Web page and app entries
>>>>
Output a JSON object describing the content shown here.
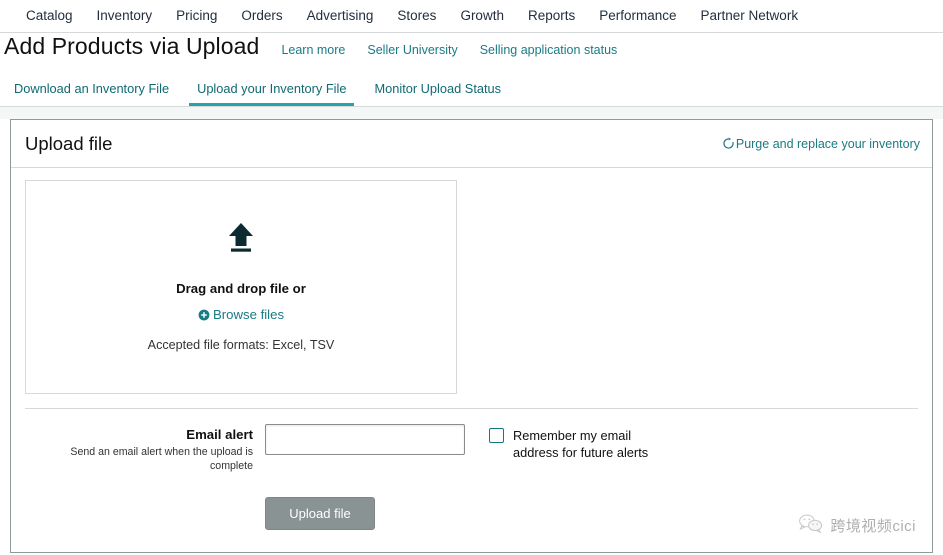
{
  "topnav": {
    "items": [
      {
        "label": "Catalog"
      },
      {
        "label": "Inventory"
      },
      {
        "label": "Pricing"
      },
      {
        "label": "Orders"
      },
      {
        "label": "Advertising"
      },
      {
        "label": "Stores"
      },
      {
        "label": "Growth"
      },
      {
        "label": "Reports"
      },
      {
        "label": "Performance"
      },
      {
        "label": "Partner Network"
      }
    ]
  },
  "page": {
    "title": "Add Products via Upload",
    "links": [
      {
        "label": "Learn more"
      },
      {
        "label": "Seller University"
      },
      {
        "label": "Selling application status"
      }
    ]
  },
  "tabs": [
    {
      "label": "Download an Inventory File",
      "active": false
    },
    {
      "label": "Upload your Inventory File",
      "active": true
    },
    {
      "label": "Monitor Upload Status",
      "active": false
    }
  ],
  "card": {
    "title": "Upload file",
    "purge_link": "Purge and replace your inventory",
    "purge_icon": "refresh-icon"
  },
  "dropzone": {
    "icon": "upload-arrow-icon",
    "drag_text": "Drag and drop file or",
    "browse_label": "Browse files",
    "browse_icon": "circle-plus-icon",
    "formats_text": "Accepted file formats: Excel, TSV"
  },
  "email_alert": {
    "label": "Email alert",
    "description": "Send an email alert when the upload is complete",
    "input_value": "",
    "input_placeholder": "",
    "checkbox_checked": false,
    "checkbox_label": "Remember my email address for future alerts"
  },
  "submit": {
    "label": "Upload file",
    "enabled": false
  },
  "watermark": {
    "text": "跨境视频cici",
    "icon": "wechat-logo-icon"
  },
  "colors": {
    "accent_teal": "#23a3ab",
    "link_teal": "#1a7b84",
    "text_dark": "#111111",
    "button_grey": "#8a9393",
    "icon_dark": "#0b2b31",
    "border_grey": "#d5d9d9"
  }
}
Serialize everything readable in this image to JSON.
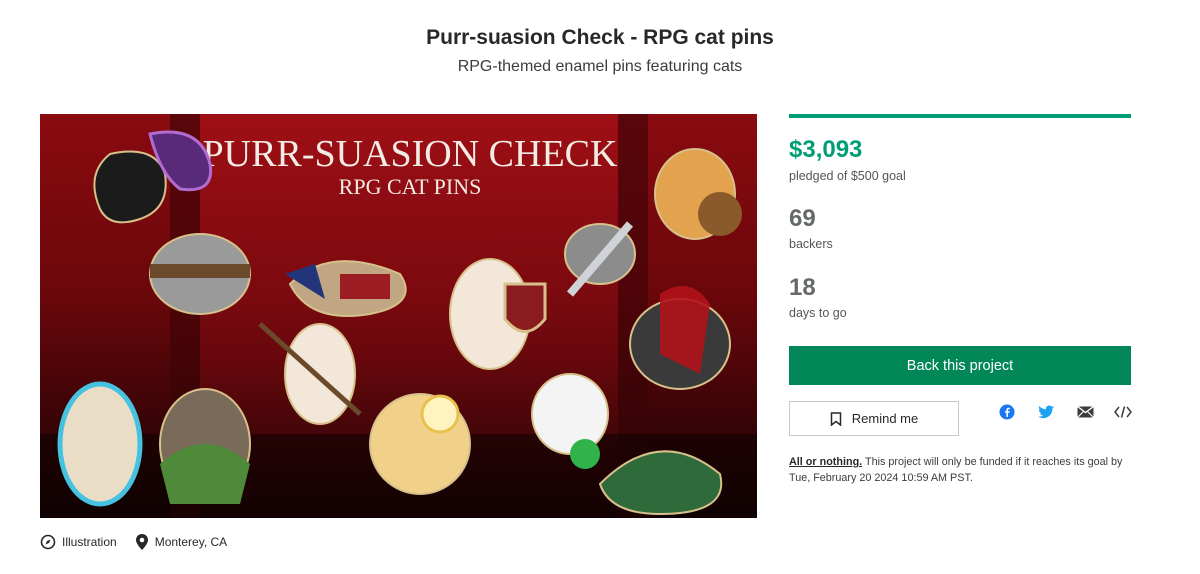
{
  "project": {
    "title": "Purr-suasion Check - RPG cat pins",
    "subtitle": "RPG-themed enamel pins featuring cats"
  },
  "hero": {
    "banner_title": "PURR-SUASION CHECK",
    "banner_subtitle": "RPG CAT PINS"
  },
  "stats": {
    "pledged": "$3,093",
    "pledged_label": "pledged of $500 goal",
    "funded_fraction": 1.0,
    "backers": "69",
    "backers_label": "backers",
    "days": "18",
    "days_label": "days to go"
  },
  "actions": {
    "back_label": "Back this project",
    "remind_label": "Remind me"
  },
  "share_icons": [
    "facebook-icon",
    "twitter-icon",
    "email-icon",
    "embed-icon"
  ],
  "fineprint": {
    "link": "All or nothing.",
    "text": " This project will only be funded if it reaches its goal by Tue, February 20 2024 10:59 AM PST."
  },
  "meta": {
    "category": "Illustration",
    "location": "Monterey, CA"
  },
  "colors": {
    "accent": "#009e74",
    "button": "#028858",
    "banner_red": "#8e0a0f",
    "banner_dark": "#1a0204"
  }
}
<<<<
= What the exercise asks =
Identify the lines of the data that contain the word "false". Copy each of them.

= Output for this exercise =
      "active": false
      "active": false
    "checkbox_checked": false,
    "enabled": false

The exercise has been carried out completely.